**MATERIAL PROVIDED**
---*---
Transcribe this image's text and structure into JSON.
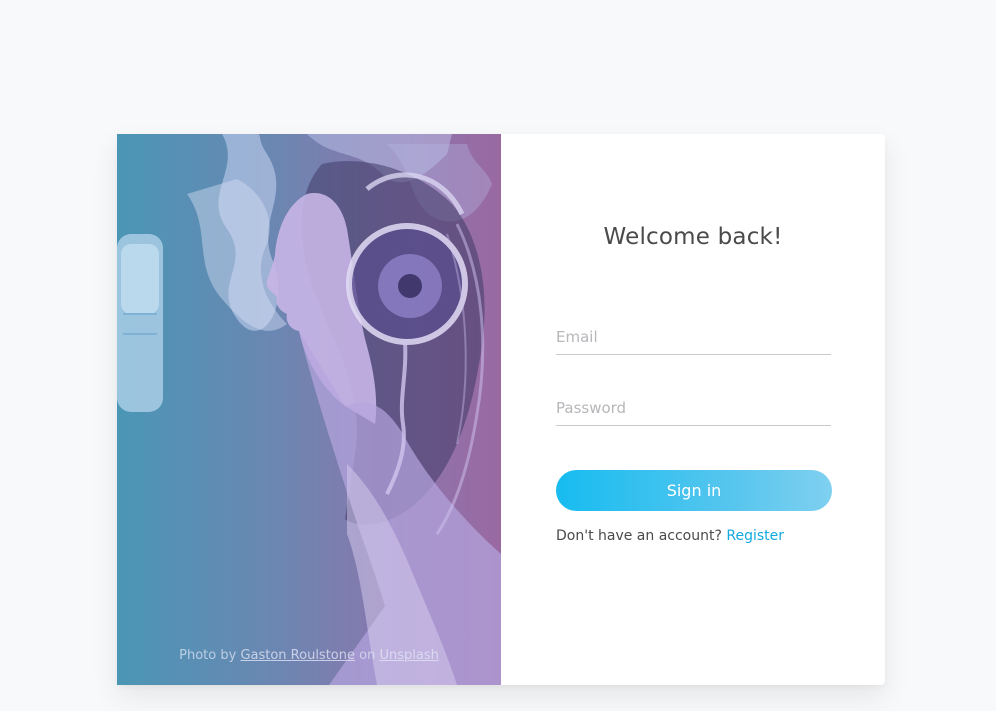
{
  "login": {
    "title": "Welcome back!",
    "email_placeholder": "Email",
    "password_placeholder": "Password",
    "signin_label": "Sign in",
    "no_account_text": "Don't have an account?",
    "register_label": "Register"
  },
  "photo": {
    "credit_prefix": "Photo by",
    "author": "Gaston Roulstone",
    "credit_middle": "on",
    "source": "Unsplash"
  },
  "colors": {
    "background": "#f8f9fb",
    "accent": "#12a9e0",
    "button_start": "#17bcf0",
    "gradient_left": "#4a96b5",
    "gradient_right": "#9a69a2"
  }
}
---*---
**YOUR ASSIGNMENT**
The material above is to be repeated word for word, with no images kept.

**ANSWER SPACE**
Transcribe this image's text and structure into JSON.
{
  "login": {
    "title": "Welcome back!",
    "email_placeholder": "Email",
    "password_placeholder": "Password",
    "signin_label": "Sign in",
    "no_account_text": "Don't have an account?",
    "register_label": "Register"
  },
  "photo": {
    "credit_prefix": "Photo by",
    "author": "Gaston Roulstone",
    "credit_middle": "on",
    "source": "Unsplash"
  },
  "colors": {
    "background": "#f8f9fb",
    "accent": "#12a9e0",
    "button_start": "#17bcf0",
    "gradient_left": "#4a96b5",
    "gradient_right": "#9a69a2"
  }
}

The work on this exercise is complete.